YEREVAN (A.W.)—The 10th annual Golden Apricot International Film Festival of Yerevan—the Armenian Olympic games of cinema—kicked off on Sun., July 7 at the State Academic Opera and Ballet Theater of Armenia.
The opening night film, Francois Truffaut’s French New Wave Classic, “Shoot the Piano Player,” stars world famous chansonnier Charles Aznavour, who walked on the red carpet amid an avalanche of flashes from an army of photographers and journalists. Earlier that day, Aznavour, whose credits include 64 films and more than a thousand songs, was honored with a star in front of the Moscow Theater, right on the square that carries his name.
Prior to the opening ceremony, many of the 300 international guests, juries, participants, and filmmakers from various countries like Russia, Germany, U.S., France, Greece, Turkey, and Iran, took part in the traditional blessing of apricots at St. Zoravor Church.
In his opening remarks inside the Opera and Ballet Theater, the founder/director of the festival, Harutyun Khachatryan, said that the number of attendees at the festival’s first year was barely a thousand; filmmakers had to ask their friends and relatives to come and fill the theaters. Now, he continued, that number has reached 60,000 at the screenings, events, and shows during the festival, rivaling the number at other European festivals.
The honorary chairman of the festival, Canadian-Armenian film director Atom Egoyan, introduced Aznavour, calling him the most famous Armenian of our time and the most important living troubadour in the world. Egoyan said that Aznavour loves his people unconditionally, and has given Armenians more than they can imagine. He then gave him the highest award of the Golden Apricot Film Festival, the “Parajanov’s Thaler” Award.
The Youth Orchestra of Armenia kicked off the opening night with a beautifully orchestrated medley of music from motion picture soundtracks. The National Opera and Ballet Theater then offered the audience a performance from Aram Khachaturyan’s “Gayane” ballet. The “Hover” choir also took the stage, and offered the audience a spiritual leap with many Armenian classical songs.

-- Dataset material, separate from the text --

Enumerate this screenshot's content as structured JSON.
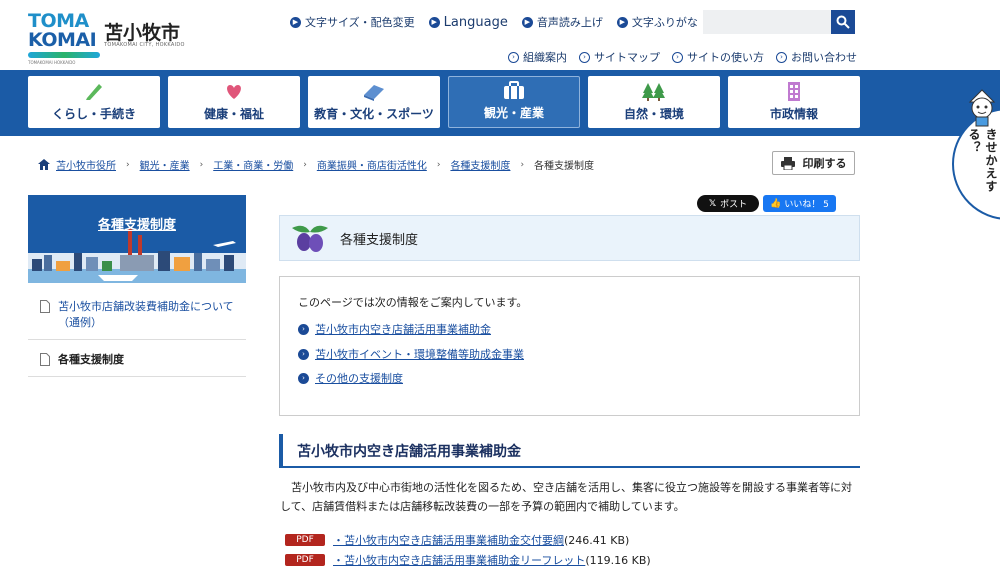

More than 200 short, feature, and documentary films will be screened during the weeklong festival. The Golden Apricot has become a place where filmmakers come not just to flex their muscles but also to build bridges between different countries and cultures. The International Competition Feature Films include “11 Meetings with My Father” by Nikos Kornilios (Greece), “I Am Going to Change My Name” by Maria Sahakyan (Armenia), “A Long and Happy Life” by Boris Khlebnikov (Russia), “My Dog Killer” by Mira Fornay (Slovakia), “The Photograph” by Maciej Adamek (Poland), “Rendez-Vouz in Kiruna” by Anna Novion (France), “Heroin” by Rene Houwen (Netherlands), “The Fifth Season” by Peter Brosens and Jessica Woodworth (Belgium), “The Voice Of Silence” by Vigen Chaldranian (Armenia), “Araf–Somewhere in Between” by Yesim Ustaoglu (Turkey), “Circles” by Srdan Golubovic (Serbia), “A Mere Life” by Sanghun Park (South Korea), and “Parviz” by Majid Barzegar (Iran).
Programs such as “Retrospective” and “Tribute,” which ran in previous years, will also be held this week, along with the “Cinema across Borders” and “Armenia-Turkey Cinema Platform.” Golden Apricot comes to an end next Saturday; the awards will be announced at the closing ceremony on July 12 at the State Academic Opera and Ballet Theater of Armenia.
For more information on the Golden Apricot Film Festival of Yerevan, visit www.gaiff.am.